When the Bible is read aloud, many churches encourage listeners to follow along in their own Bibles. That sets the focus on the text, which is great for studies and sermons. If we wanted to focus on the narrative, it might be better to close our eyes and visualise what we’re hearing.
That’s the approach You Are Here encourages, and to get participants in the right frame of mind, each session begins with an imagination exercise. You’ll have to download the series to see how they work in practice, but as a little taster, here’s one of them. It’s from part six, and it introduces the Sermon on the Mount.
You may find it useful in other contexts well beyond You Are Here, so feel free to use it and adapt it for your own context.
Close your eyes and relax. Think about what you have done today… Imagine your day written down, the good things and the bad things together, written in the pages of a book… If there’s anything worrying you, or something you need to remember, note those things down in the book too. Take a moment to add them.
Now close the book and put it to one side. Allow your mind to go somewhere different.
You are sitting on the ground. You can feel the grass at your fingertips…. a gentle slope beneath you. The sky is blue overhead, interrupted only by the skylarks wheeling over the hillside.

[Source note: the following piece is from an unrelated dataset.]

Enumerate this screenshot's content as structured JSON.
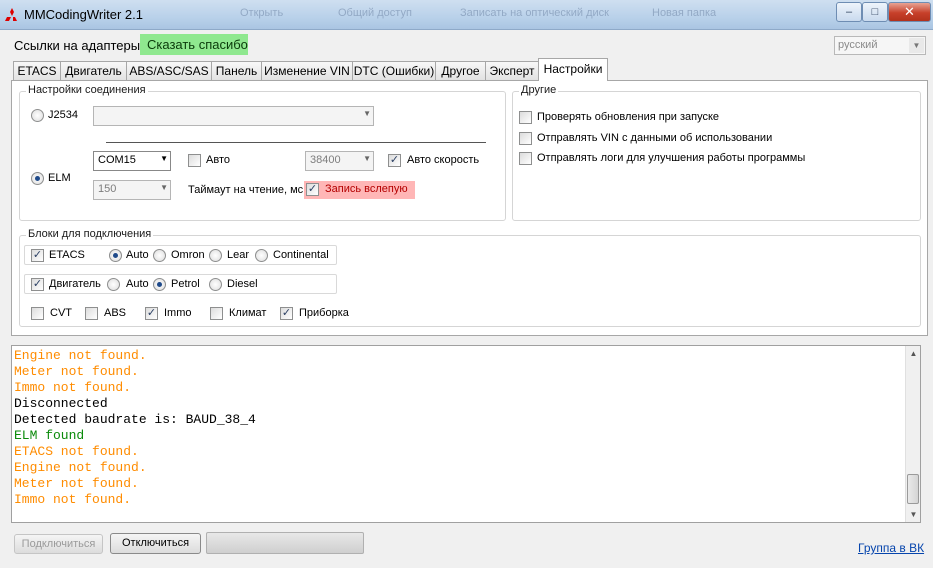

You are not alone. Your family is with you. Next to them are your neighbours, your friends, half the town seems to be here. You have all walked here today, with one purpose in mind: you want to see for yourselves.
You have all heard the rumours. A man, a remarkable man – everyone is talking about him. He can heal the sick, and cure the blind. Two towns over, a local beggar who had never walked in his life danced right there in front of everyone. And he teaches – with warmth, and wit, and wisdom. You had to see for yourselves.
From where you are sitting, look up. Look across the seated crowd, across the heads of the men and women who have walked here with you, past the little children running in and out amongst them.
What does he look like, the man you came here to see?
He is speaking to the crowds. Is he animated? Quiet? Do the crowd laugh, or nod, or scratch their heads?
What is he saying?